Readers’ Commentary Regarding the man whose female friend of six years who’d “benefitted” from his affluent lifestyle, told him she didn’t want to nurse him in his declining years but preferred to stay friends and be a house guest without sexual benefits (April 17):
“While you called her behaviour “cold and calculating,” I call it honest and refreshing. Why should a mature-aged woman sign on to nursing a friend/partner through his final years just because they had fun together and she enjoyed time spent at his “assets”?
“That’s like thinking that a man feels a woman “owes” him more than a kiss because he paid for dinner!
“I know women in their 70s who’ve met a nice man online ten years ago, shared their lives a while, and now he’s got dementia, needs constant care and she’s doing it, despite him having money, exes and grown children.
“She feels trapped, watching her own declining years drift away. You can be sure she wishes she’d had that conversation!

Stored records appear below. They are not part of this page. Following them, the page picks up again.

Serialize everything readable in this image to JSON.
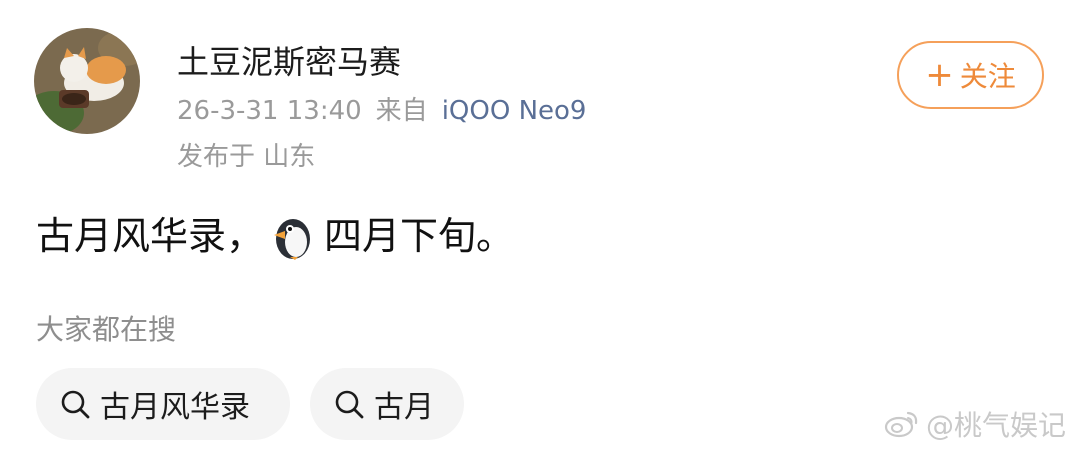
{
  "header": {
    "username": "土豆泥斯密马赛",
    "post_time": "26-3-31 13:40",
    "from_label": "来自",
    "device": "iQOO Neo9",
    "location": "发布于 山东"
  },
  "follow_button": {
    "plus": "+",
    "label": "关注"
  },
  "post": {
    "text_before_emoji": "古月风华录，",
    "emoji": "penguin-icon",
    "text_after_emoji": "四月下旬。"
  },
  "search_section": {
    "heading": "大家都在搜",
    "chips": [
      {
        "label": "古月风华录",
        "icon": "search-icon"
      },
      {
        "label": "古月",
        "icon": "search-icon"
      }
    ]
  },
  "watermark": {
    "text": "@桃气娱记",
    "icon": "weibo-logo"
  },
  "colors": {
    "accent": "#ee8a3a",
    "device_link": "#5a6f96",
    "meta_gray": "#9a9a9a",
    "chip_bg": "#f4f4f4"
  }
}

“An elderly male friend told me once that, online, women lie most about their weight and men lie most about their age. I asked him, why do men do that?
“His reply was, it’s because they are looking for a woman/partner young enough to nurse them to the end.
“I think the dude who wrote to you had the same in mind and is peeved he didn’t get it after “investing” in this woman.”
Ellie - Despite that we disagree on this matter, I find it interesting that both you and the man you questioned consider relationships among older seniors - even healthy ones - as mainly transactional instead of emotion-based.
It seems that the answer you’d offer instead to this man is that she’s already given him years of happiness and has no obligation to also care for him as he declines.
So, she’s happy to just visit him and enjoy his luxurious lifestyle but no more sex.
However, that wasn’t the current situation as he described it. This man is still in “excellent health,” was still enjoying travel and their sexual relationship. He wrote that he still loves her but won’t accept her suddenly-declared “conditions.”
There’s no doubt that if she declined first - e.g., a sudden stroke - he’d have paid any health expenses and hired nursing care for her. And, as I wrote, he can well afford to pay for his own health issues and nursing care in future, but none have yet arisen.
Instead, the woman could’ve gently raised a discussion with him about what they should arrange for in the case of future decline or for either of them, as partners.
Some seniors - women and men - who can afford it, have planned ahead that if one ever has to enter a nursing home due to medical/nursing needs, they’d maintain visits and oversight, but not give full-time care themselves.
In cases where a spouse has advanced dementia or Alzheimer’s and visits can only provide some soothing touch, brief company and essential ongoing contact with the caregivers and nursing-home staff, some still-healthy spouses have felt free to enter new relationships. But that’s about a future that has no indication of happening soon if at all.
In sum, there were other choices at this time. The woman could’ve stayed in the relationship with a man who loves and provides for her... until another plan is or may be needed.
Instead, I still find her to be cold and calculating.
FEEDBACK “I’m a granddaughter who knows from experience why stepchildren sometimes cut off ties with their stepmother.
“It reflects the old story of how someone who remarries - e.g., a middle-aged widower or divorced man who marries a younger woman - and believes she’ll be fair to his children on his death and promises the same for her younger children. Then he fails to secure this legally.
“He passes, the second wife inherits all and wills it to her own kids.
“How sad for his legacy and a recipe for discord. His children are left asking themselves, “What kind of man leaves nothing, not even a token of remembrance, to his children and/or grandchildren?”
“And what kind of woman doesn’t acknowledge her spouse’s children or grandchildren? It’s too difficult to carry on a relationship with the stepmother.
“Any men or women entering late second marriage should learn from these stories.”
Tip of the day:
We can learn from each other even when viewpoints on relationship matters differ.